BEGIN Exercise data
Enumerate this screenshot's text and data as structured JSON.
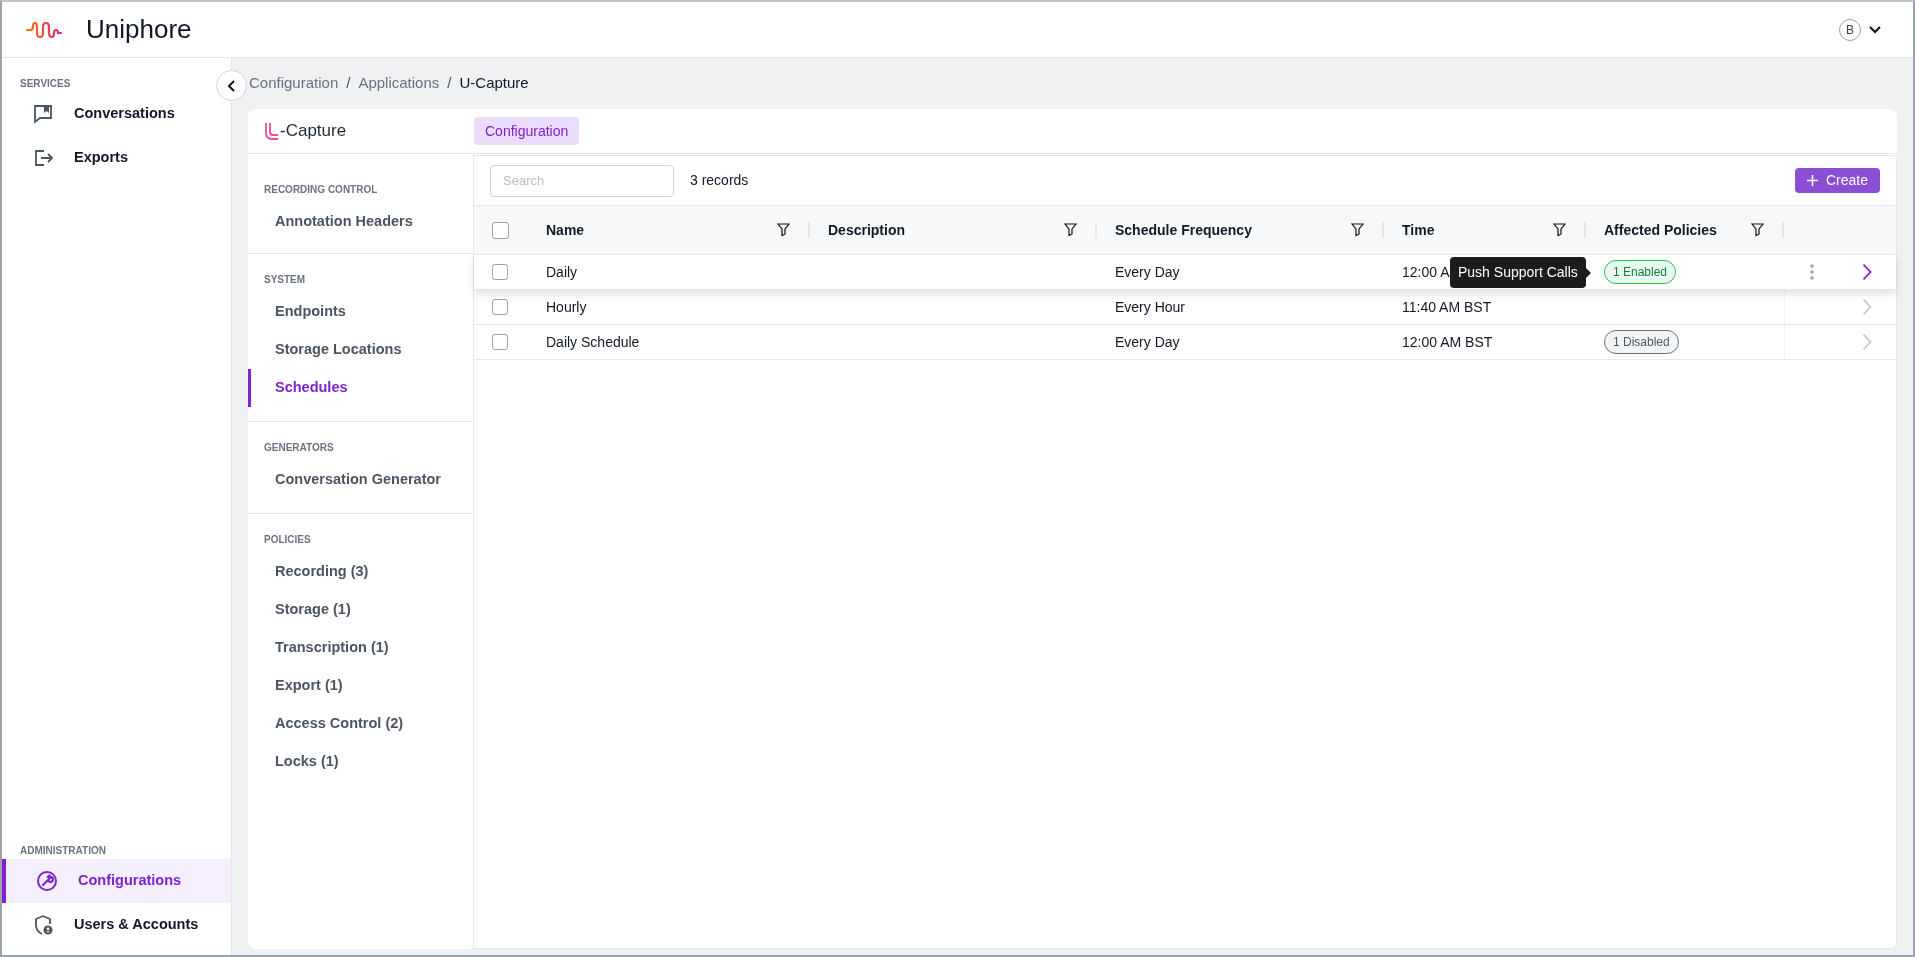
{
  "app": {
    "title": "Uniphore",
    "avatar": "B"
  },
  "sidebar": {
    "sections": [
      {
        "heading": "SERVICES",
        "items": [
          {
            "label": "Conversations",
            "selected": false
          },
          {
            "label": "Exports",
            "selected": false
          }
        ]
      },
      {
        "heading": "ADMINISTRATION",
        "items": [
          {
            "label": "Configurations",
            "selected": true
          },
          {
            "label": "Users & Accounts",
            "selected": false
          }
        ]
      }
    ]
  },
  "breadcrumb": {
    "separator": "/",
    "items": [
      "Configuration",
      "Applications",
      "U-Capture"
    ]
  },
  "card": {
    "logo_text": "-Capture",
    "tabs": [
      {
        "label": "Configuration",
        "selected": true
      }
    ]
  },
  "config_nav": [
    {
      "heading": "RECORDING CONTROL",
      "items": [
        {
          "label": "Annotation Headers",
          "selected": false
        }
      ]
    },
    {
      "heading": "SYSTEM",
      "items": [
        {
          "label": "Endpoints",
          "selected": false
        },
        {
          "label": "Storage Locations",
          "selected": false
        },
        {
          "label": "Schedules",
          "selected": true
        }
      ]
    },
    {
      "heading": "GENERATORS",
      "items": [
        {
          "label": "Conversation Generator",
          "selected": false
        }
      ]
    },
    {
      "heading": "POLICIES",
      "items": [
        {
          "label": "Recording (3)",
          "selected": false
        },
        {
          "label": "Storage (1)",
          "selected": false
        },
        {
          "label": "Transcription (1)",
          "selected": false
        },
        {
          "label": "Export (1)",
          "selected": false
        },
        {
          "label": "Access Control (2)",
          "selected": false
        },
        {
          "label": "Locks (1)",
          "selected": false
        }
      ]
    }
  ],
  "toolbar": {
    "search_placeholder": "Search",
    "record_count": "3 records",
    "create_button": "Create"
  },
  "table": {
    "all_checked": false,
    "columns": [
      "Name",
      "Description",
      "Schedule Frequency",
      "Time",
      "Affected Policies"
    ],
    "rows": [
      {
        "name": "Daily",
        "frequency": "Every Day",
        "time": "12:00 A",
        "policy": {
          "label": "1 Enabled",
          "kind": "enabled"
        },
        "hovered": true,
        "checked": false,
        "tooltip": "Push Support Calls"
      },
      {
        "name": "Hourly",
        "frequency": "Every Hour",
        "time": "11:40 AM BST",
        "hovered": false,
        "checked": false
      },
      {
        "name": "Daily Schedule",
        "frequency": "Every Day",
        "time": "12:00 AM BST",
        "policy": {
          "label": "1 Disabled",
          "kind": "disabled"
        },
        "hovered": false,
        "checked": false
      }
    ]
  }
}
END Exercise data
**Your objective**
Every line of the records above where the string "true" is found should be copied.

**Answer**
            "selected": true
        "selected": true
          "selected": true
        "hovered": true,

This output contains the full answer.